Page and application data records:

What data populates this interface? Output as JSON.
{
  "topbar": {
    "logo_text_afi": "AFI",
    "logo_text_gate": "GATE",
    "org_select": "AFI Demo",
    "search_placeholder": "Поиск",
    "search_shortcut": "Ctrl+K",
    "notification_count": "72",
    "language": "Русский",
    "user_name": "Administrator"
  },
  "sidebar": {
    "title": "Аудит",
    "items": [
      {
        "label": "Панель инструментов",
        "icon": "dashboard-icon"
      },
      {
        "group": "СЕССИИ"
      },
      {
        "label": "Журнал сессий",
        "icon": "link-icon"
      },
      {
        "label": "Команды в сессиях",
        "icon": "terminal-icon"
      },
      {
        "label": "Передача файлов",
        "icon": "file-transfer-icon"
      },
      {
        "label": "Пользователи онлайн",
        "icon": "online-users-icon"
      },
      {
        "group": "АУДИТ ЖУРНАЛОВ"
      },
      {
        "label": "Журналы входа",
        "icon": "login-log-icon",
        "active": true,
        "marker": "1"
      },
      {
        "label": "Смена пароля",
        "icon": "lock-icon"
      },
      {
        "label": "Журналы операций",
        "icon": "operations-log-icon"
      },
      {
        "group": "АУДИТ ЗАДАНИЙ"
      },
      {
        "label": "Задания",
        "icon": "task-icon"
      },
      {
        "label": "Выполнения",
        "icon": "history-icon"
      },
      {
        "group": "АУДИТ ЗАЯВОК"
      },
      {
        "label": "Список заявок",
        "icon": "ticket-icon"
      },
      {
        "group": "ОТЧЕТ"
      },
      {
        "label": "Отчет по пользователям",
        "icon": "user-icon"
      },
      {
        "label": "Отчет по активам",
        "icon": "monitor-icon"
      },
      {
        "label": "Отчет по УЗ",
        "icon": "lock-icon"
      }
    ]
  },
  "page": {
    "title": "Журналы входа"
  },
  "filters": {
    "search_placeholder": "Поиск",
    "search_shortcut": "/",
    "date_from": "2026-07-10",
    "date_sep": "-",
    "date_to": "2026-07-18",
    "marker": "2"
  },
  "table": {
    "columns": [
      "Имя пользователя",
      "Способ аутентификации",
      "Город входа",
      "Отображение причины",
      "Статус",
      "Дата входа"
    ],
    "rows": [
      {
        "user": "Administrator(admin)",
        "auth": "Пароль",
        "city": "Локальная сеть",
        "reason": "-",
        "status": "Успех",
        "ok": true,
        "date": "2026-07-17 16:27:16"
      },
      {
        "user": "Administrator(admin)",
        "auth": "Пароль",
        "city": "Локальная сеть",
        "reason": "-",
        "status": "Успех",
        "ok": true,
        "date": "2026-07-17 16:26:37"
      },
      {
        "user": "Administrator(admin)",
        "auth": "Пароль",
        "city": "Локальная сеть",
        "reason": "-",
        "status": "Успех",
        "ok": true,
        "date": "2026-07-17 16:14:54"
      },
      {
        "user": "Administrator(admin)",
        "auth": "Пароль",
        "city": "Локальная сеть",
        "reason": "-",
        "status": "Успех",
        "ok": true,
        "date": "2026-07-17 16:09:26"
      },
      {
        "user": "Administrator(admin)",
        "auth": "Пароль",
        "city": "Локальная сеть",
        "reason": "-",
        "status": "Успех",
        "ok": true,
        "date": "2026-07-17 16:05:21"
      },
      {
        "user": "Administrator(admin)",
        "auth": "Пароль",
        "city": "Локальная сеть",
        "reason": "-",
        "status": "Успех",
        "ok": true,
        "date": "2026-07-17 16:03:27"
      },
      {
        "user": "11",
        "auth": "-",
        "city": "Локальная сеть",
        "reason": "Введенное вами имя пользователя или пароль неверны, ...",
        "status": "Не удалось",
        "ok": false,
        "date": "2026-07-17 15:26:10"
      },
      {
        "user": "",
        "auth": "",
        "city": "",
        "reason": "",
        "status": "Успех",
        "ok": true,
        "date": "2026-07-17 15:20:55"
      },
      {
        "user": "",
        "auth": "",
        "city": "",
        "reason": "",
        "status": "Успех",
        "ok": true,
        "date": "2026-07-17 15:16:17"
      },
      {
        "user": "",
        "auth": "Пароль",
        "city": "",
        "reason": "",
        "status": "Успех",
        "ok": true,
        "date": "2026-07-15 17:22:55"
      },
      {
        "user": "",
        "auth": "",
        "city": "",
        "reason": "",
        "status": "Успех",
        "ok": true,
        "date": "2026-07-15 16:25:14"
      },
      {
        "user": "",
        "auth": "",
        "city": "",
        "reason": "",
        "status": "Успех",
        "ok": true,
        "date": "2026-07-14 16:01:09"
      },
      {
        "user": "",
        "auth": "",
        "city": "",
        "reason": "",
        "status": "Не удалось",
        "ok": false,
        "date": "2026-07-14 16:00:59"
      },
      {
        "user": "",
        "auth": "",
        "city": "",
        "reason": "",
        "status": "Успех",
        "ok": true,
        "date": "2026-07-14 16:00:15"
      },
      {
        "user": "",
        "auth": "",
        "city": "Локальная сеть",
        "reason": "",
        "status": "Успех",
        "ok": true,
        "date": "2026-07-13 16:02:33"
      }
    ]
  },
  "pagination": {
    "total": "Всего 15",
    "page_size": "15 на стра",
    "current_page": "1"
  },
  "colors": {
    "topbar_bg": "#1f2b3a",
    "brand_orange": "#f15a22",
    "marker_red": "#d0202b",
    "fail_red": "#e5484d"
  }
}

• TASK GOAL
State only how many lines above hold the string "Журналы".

• YOUR RESPONSE
3